Am J Hum Genet. 2018 May 31. pii: S0002-9297(18)30162-9. doi: 10.1016/j.ajhg.2018.05.001. [Epub ahead of print]
Using Somatic Mutations from Tumors to Classify Variants in Mismatch Repair Genes.
Shirts BH1, Konnick EQ2, Upham S2, Walsh T3, Ranola JMO2, Jacobson AL2, King MC3, Pearlman R4, Hampel H4, Pritchard CC2.
Present guidelines for classification of constitutional variants do not incorporate inferences from mutations seen in tumors, even when these are associated with a specific molecular phenotype. When somatic mutations and constitutional mutations lead to the same molecular phenotype, as for the mismatch repair genes, information from somatic mutations may enable interpretation of previously unclassified variants.

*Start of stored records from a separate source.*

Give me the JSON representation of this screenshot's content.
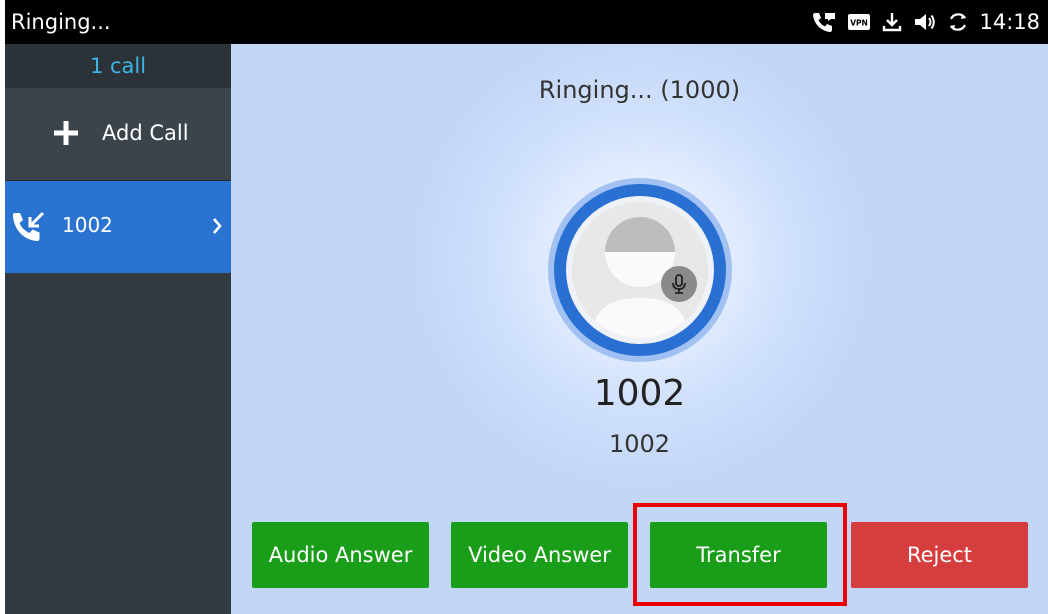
{
  "statusbar": {
    "title": "Ringing...",
    "time": "14:18",
    "icons": [
      "phone-call-icon",
      "vpn-icon",
      "download-icon",
      "volume-icon",
      "sync-icon"
    ],
    "vpn_label": "VPN"
  },
  "sidebar": {
    "call_count": "1 call",
    "add_call_label": "Add Call",
    "calls": [
      {
        "number": "1002",
        "icon": "incoming-call-icon"
      }
    ]
  },
  "main": {
    "status": "Ringing... (1000)",
    "caller_name": "1002",
    "caller_number": "1002"
  },
  "actions": {
    "audio_answer": "Audio Answer",
    "video_answer": "Video Answer",
    "transfer": "Transfer",
    "reject": "Reject"
  },
  "colors": {
    "accent_blue": "#2a73d0",
    "answer_green": "#1a9e1a",
    "reject_red": "#d63d3f",
    "highlight_red": "#ee0000",
    "call_count_text": "#3db5e6"
  }
}
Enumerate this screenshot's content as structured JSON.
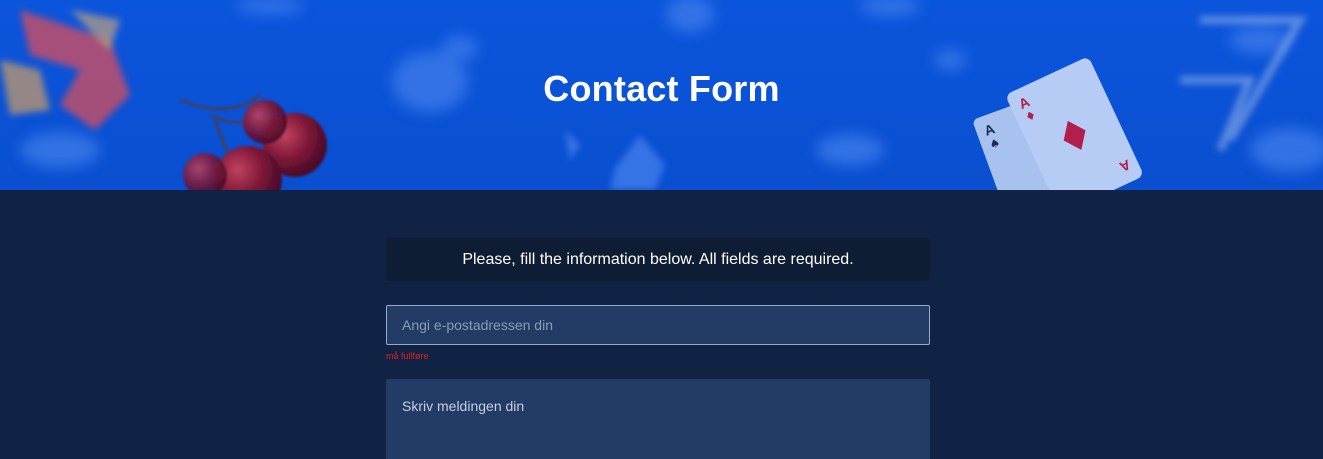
{
  "hero": {
    "title": "Contact Form"
  },
  "form": {
    "notice": "Please, fill the information below. All fields are required.",
    "email": {
      "value": "",
      "placeholder": "Angi e-postadressen din",
      "error": "må fullføre"
    },
    "message": {
      "value": "",
      "placeholder": "Skriv meldingen din"
    }
  },
  "colors": {
    "hero_bg": "#0a52d6",
    "page_bg": "#112344",
    "notice_bg": "#0f1d34",
    "field_bg": "#233c66",
    "error": "#e0201e"
  },
  "decorations": [
    "blurred-lucky-seven",
    "cherries",
    "playing-cards-aces",
    "blurred-card-suits"
  ]
}
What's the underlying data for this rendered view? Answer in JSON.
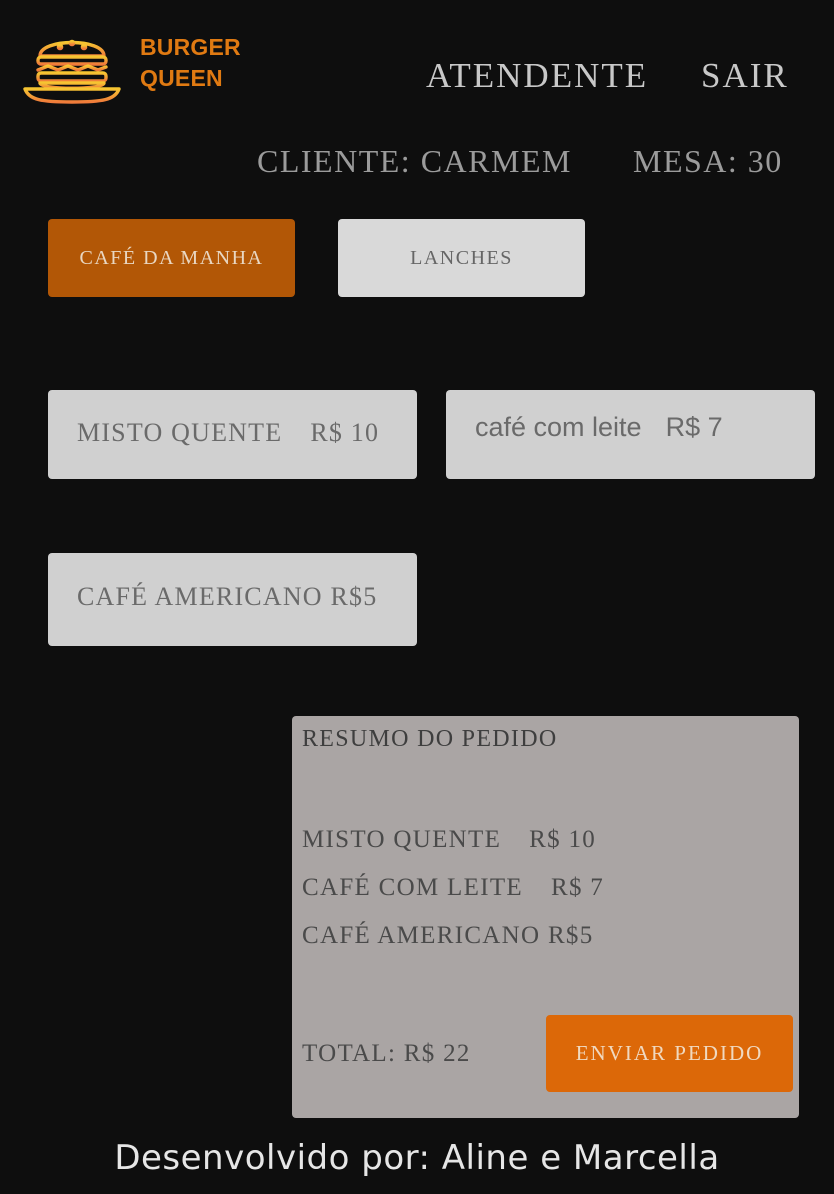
{
  "brand": {
    "line1": "BURGER",
    "line2": "QUEEN",
    "logo_icon": "burger-logo-icon",
    "colors": {
      "accent": "#e07a12",
      "gradient_top": "#f6c531",
      "gradient_bottom": "#f07b3a"
    }
  },
  "nav": {
    "attendant": "ATENDENTE",
    "exit": "SAIR"
  },
  "order": {
    "client": "CLIENTE: CARMEM",
    "table": "MESA: 30"
  },
  "tabs": {
    "breakfast": "CAFÉ DA MANHA",
    "snacks": "LANCHES",
    "active_color": "#b25706",
    "inactive_color": "#d9d9d9"
  },
  "menu": {
    "items": [
      {
        "name": "MISTO QUENTE",
        "price": "R$ 10"
      },
      {
        "name": "café com leite",
        "price": "R$ 7"
      },
      {
        "name": "CAFÉ AMERICANO",
        "price": "R$5"
      }
    ]
  },
  "summary": {
    "title": "RESUMO DO PEDIDO",
    "lines": [
      {
        "name": "MISTO QUENTE",
        "price": "R$ 10"
      },
      {
        "name": "CAFÉ COM LEITE",
        "price": "R$ 7"
      },
      {
        "name": "CAFÉ AMERICANO",
        "price": "R$5"
      }
    ],
    "total": "TOTAL: R$ 22",
    "send_label": "ENVIAR PEDIDO",
    "send_color": "#dc6808"
  },
  "footer": {
    "credit": "Desenvolvido por: Aline e Marcella"
  }
}
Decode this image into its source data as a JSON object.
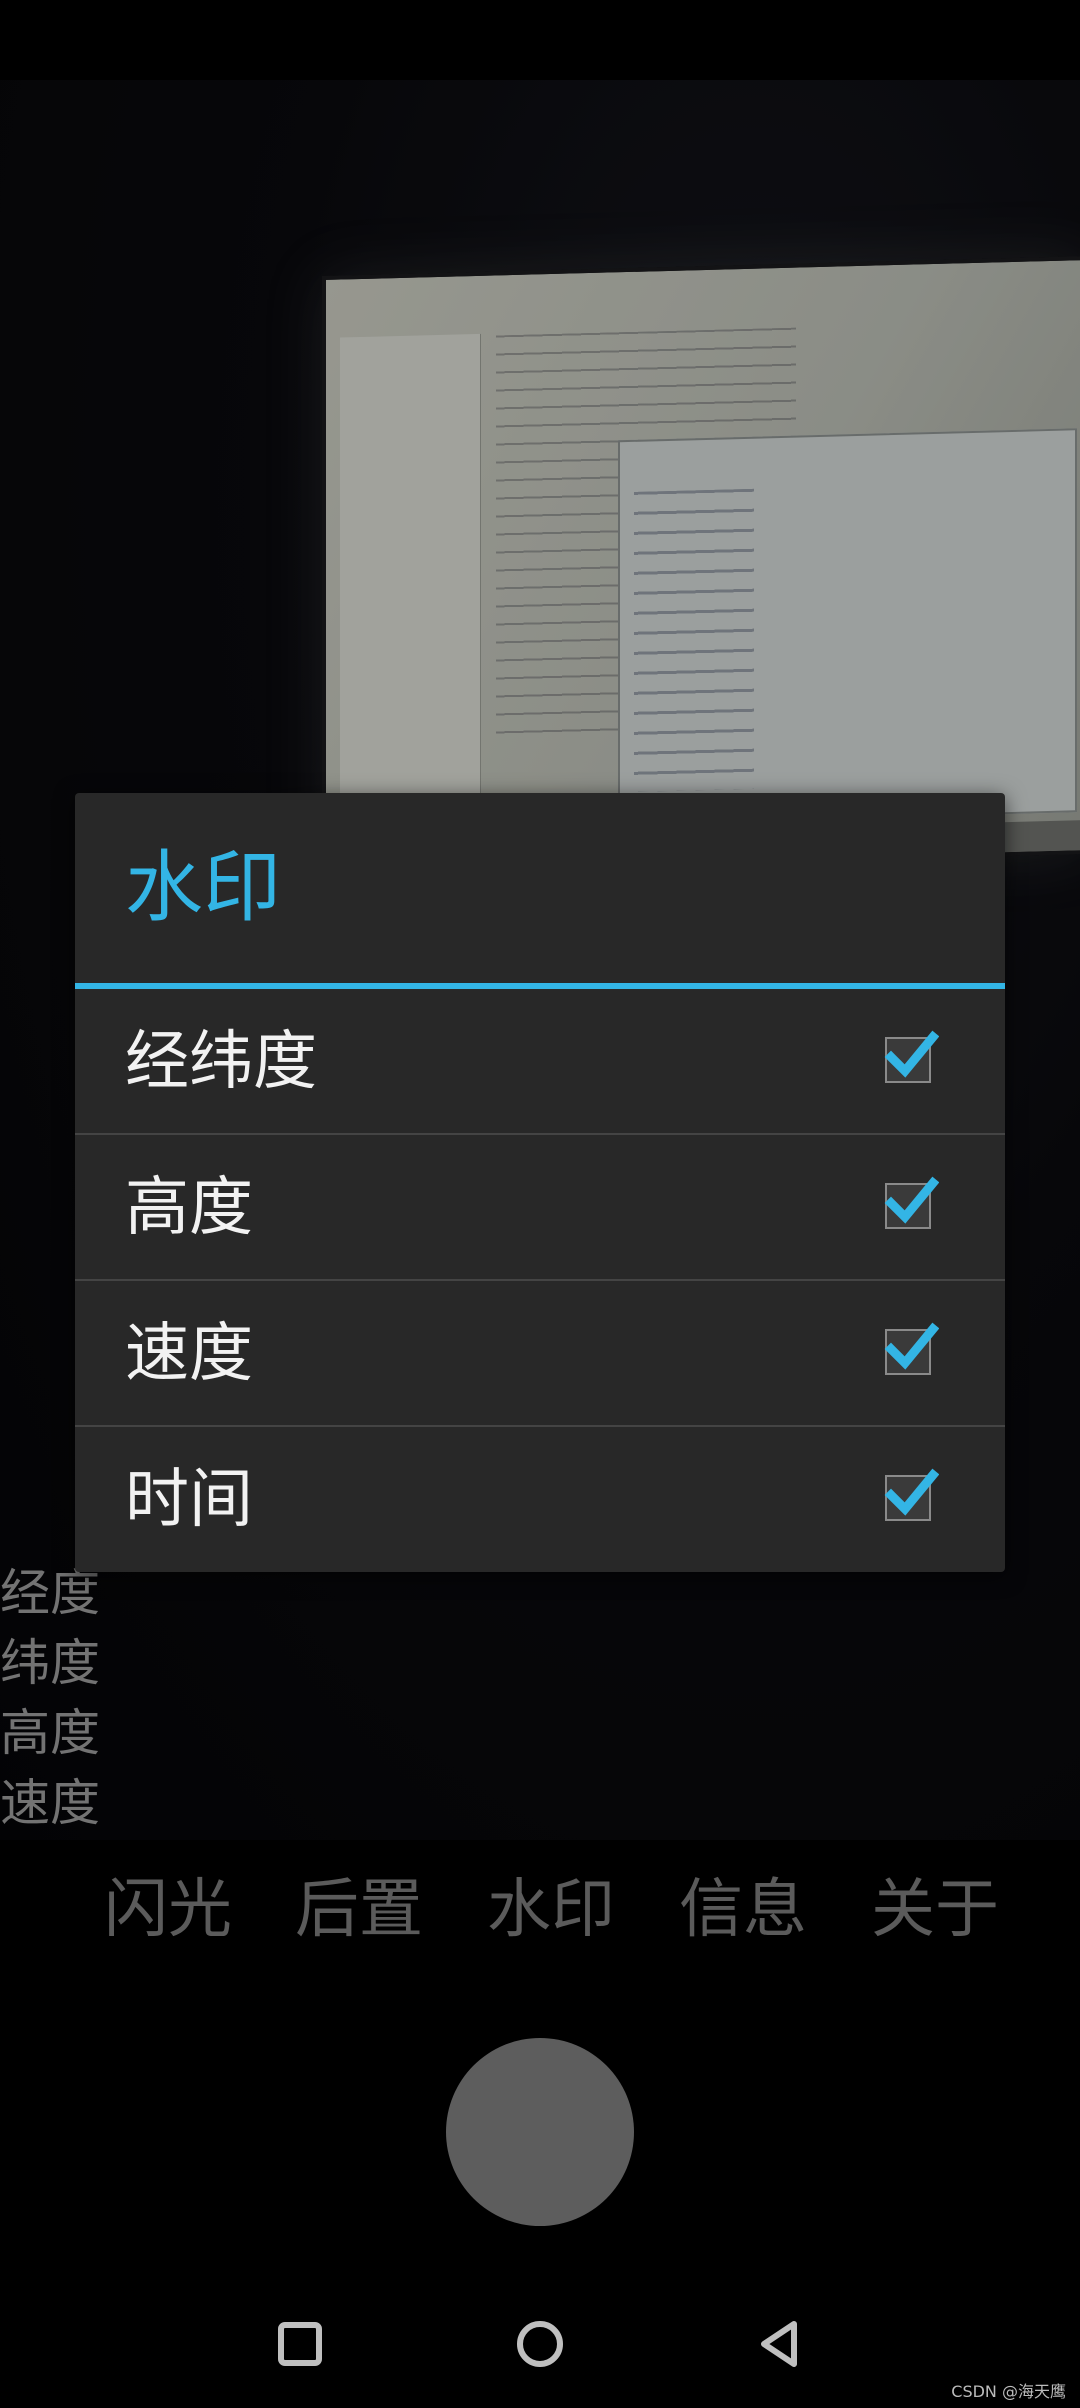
{
  "dialog": {
    "title": "水印",
    "options": [
      {
        "label": "经纬度",
        "checked": true
      },
      {
        "label": "高度",
        "checked": true
      },
      {
        "label": "速度",
        "checked": true
      },
      {
        "label": "时间",
        "checked": true
      }
    ]
  },
  "watermark_overlay": [
    "经度",
    "纬度",
    "高度",
    "速度"
  ],
  "bottom_menu": [
    "闪光",
    "后置",
    "水印",
    "信息",
    "关于"
  ],
  "nav": {
    "recents": "square-icon",
    "home": "circle-icon",
    "back": "triangle-back-icon"
  },
  "colors": {
    "accent": "#33b5e5",
    "dialog_bg": "#282828",
    "menu_text": "#7a7a7a"
  },
  "credit": "CSDN @海天鹰"
}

To test this idea, we first estimated likelihoods that somatic variants in MLH1, MSH2, MSH6, and PMS2 drive microsatellite instability and characteristic IHC staining patterns by calculating likelihoods of high versus low normalized variant read fractions of 153 mutations known to be pathogenic versus those of 760 intronic passenger mutations from 174 paired tumor-normal samples. Mutations that explained the tumor mismatch repair phenotype had likelihood ratio for high variant read fraction of 1.56 (95% CI 1.42-1.71) at sites with no loss of heterozygosity and of 26.5 (95% CI 13.2-53.0) at sites with loss of heterozygosity. Next, we applied these ratios to 165 missense, synonymous, and splice variants observed in tumors, combining in a Bayesian analysis the likelihood ratio corresponding with the adjusted variant read fraction with pretest probabilities derived from published analyses and public databases. We suggest classifications for 86 of 165 variants: 7 benign, 31 likely benign, 22 likely pathogenic, and 26 pathogenic. These results illustrate that for mismatch repair genes, characterization of tumor mutations permits tumor mutation data to inform constitutional variant classification. We suggest modifications to incorporate molecular phenotype in future variant classification guidelines.
Bayesian analysis; Lynch syndrome; Lynch-like; colorectal cancer; likelihood-ratio; loss of heterozygosity; molecular phenotype; tumor mutations; variant classification guidelines; variant of uncertain significance